Allow me to summarize - what all of this means is better customer engagement, better customer experience, more efficiency, and a tremendous jump in Return on Investment. Just with this one tool.
Here`s what we’ve learnt so far. AI is:
Writing the news for you
“Reinventing” and “re-purposing” images by smart tagging
Mining text for you, classifying and categorizing it in a smart way
Re-writing the same content, be it as part of a financial summary or a social media post, in a thousand different ways….
…and this is just the tip of the proverbial iceberg. What lies below the ocean surface is far deeper (and disturbing) than what lies above.
So it is not as simple as a proof-reader`s job gone poof, and the work being re-assigned to a sub editor, no sir. This is the penultimate step in the final assault of AI on content creators.
Machines primed to oversee the articulation of thought (verbal and in writing) will eventually take-over the process of human thinking itself.

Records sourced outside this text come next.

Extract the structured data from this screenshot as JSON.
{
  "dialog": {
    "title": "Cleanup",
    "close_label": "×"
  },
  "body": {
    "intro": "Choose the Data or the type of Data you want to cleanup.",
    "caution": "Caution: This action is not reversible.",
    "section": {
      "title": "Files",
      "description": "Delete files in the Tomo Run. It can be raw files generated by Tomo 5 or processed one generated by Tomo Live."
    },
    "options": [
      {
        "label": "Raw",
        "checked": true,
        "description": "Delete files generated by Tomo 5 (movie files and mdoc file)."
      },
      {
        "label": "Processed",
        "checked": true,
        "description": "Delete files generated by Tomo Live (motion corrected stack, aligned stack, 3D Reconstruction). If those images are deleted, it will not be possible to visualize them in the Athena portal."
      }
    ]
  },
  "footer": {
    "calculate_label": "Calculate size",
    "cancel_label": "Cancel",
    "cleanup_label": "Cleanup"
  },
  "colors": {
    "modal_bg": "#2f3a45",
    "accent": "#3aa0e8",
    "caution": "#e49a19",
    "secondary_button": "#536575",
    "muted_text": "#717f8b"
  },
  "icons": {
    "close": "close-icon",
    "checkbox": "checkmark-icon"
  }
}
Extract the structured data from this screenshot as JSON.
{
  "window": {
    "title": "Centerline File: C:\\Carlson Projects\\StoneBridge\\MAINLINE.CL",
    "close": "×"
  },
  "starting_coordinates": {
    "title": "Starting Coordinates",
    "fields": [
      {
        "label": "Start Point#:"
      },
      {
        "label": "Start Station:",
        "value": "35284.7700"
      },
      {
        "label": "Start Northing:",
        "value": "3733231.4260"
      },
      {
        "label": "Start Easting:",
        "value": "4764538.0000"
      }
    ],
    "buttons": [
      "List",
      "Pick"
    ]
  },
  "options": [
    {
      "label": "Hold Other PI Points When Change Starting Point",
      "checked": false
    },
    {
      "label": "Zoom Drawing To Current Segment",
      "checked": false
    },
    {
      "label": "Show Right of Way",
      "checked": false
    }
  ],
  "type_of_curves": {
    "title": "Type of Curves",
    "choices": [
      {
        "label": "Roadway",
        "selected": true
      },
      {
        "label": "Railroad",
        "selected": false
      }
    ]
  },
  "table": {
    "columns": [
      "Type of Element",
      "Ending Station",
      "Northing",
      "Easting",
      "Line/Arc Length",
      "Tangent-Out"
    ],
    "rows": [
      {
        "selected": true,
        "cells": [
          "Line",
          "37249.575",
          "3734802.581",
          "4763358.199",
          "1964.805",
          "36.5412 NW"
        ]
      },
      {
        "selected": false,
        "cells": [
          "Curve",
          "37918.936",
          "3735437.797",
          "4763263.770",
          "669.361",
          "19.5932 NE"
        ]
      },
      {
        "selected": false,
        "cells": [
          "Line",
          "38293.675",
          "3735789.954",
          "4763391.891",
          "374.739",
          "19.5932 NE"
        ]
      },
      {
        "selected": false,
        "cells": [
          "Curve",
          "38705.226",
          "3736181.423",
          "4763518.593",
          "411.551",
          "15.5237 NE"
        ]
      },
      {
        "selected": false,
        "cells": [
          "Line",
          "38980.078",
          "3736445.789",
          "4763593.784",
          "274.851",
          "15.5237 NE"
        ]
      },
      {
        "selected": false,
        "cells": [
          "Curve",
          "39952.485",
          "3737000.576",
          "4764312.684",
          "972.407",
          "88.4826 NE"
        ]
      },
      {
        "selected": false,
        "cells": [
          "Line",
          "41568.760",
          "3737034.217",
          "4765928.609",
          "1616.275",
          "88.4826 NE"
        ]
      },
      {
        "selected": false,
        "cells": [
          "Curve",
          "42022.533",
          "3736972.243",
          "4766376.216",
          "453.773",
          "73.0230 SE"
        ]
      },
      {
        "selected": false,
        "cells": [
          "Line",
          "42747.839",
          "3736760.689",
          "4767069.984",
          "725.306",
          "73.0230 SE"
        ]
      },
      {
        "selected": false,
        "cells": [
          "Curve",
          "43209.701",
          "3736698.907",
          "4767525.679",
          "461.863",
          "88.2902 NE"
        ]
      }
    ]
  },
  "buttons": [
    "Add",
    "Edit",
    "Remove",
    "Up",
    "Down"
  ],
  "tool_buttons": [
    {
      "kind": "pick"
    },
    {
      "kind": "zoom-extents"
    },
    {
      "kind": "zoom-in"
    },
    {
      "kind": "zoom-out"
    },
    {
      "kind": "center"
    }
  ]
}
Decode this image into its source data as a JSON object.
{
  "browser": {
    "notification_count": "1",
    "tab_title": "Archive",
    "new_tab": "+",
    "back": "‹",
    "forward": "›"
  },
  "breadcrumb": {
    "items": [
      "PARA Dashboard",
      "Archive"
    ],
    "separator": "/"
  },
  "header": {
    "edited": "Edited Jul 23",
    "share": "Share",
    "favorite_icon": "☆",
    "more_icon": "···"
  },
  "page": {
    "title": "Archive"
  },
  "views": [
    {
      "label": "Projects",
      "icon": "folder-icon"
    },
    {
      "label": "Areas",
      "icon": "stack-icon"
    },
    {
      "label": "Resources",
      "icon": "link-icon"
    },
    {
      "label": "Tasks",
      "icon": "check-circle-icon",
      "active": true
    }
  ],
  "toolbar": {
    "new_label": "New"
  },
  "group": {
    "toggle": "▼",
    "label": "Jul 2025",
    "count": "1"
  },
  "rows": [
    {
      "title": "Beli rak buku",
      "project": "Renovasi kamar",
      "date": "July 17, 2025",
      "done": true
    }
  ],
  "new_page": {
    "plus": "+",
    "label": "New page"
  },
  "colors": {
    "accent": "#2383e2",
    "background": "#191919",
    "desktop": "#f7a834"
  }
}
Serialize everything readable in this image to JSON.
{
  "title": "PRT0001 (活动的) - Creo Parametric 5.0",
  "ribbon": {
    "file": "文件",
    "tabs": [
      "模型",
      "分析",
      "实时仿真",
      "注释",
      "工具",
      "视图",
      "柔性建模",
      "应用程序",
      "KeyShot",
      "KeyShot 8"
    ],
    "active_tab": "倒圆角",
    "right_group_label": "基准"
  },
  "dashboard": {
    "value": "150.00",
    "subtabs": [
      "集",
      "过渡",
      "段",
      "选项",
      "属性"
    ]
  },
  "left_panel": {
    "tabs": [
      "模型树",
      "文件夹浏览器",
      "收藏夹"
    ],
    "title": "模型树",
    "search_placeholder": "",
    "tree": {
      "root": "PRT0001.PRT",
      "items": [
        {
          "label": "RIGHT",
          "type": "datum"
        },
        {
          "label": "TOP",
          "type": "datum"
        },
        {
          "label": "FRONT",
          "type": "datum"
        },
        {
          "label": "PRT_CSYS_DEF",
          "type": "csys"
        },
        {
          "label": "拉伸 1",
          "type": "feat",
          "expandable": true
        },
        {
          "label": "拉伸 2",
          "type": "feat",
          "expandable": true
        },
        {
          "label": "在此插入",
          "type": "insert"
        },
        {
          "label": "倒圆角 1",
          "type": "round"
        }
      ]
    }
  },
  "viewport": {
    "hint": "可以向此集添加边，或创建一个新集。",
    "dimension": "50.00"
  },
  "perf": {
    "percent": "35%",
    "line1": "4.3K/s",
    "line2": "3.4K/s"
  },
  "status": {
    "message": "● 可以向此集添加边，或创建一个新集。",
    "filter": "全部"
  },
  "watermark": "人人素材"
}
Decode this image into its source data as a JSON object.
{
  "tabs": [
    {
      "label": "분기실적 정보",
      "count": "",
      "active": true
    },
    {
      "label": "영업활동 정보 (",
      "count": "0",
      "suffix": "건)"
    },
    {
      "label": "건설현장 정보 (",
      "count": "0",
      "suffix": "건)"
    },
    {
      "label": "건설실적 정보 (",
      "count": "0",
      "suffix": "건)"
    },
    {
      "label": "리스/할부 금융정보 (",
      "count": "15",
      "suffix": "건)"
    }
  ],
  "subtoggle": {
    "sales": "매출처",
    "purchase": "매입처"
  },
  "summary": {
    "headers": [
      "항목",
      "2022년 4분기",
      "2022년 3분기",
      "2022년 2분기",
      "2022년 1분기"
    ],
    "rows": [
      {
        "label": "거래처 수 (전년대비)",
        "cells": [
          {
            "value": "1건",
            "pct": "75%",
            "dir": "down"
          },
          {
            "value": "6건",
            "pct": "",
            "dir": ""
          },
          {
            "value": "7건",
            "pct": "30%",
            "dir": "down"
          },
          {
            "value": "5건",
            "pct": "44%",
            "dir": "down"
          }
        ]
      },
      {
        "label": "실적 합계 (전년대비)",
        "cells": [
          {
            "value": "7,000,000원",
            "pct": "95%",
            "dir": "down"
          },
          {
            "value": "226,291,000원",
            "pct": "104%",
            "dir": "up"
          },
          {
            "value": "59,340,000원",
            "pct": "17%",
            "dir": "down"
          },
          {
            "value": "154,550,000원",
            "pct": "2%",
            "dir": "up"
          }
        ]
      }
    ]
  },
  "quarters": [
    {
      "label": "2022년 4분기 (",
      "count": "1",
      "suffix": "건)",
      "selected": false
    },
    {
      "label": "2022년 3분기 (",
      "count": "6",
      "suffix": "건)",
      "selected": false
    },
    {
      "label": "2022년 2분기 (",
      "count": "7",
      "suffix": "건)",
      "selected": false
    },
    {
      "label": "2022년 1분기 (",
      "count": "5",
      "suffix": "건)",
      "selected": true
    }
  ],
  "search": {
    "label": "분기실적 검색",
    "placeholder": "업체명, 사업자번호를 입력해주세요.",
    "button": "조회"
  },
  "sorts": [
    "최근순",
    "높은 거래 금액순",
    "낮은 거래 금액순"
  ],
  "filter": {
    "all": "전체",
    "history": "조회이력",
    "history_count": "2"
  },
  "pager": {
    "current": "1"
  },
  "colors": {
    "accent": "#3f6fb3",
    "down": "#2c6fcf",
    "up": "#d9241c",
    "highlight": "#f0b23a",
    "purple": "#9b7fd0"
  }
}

For now, AI and humans are paired up by conjugation. The machine relies on content already created by humans to make itself “clever” in these matters. It relies on guidance and inputs by humans to learn. It is being trained to mimic humans in intent and feelings, and a whole bunch of emotions.
When “the machines” have finally ingested and processed all of this (and they can do that a zillion times faster than a single human brain), the “apparatus” would have accessed every thought, every emotion, every kind of content known to mankind.
Bereft of a mission, it is then that the machine will attempt to create something new…from the old….without any human intervention at all; nay, as some say, even encouraged in its pursuit by enervated humans.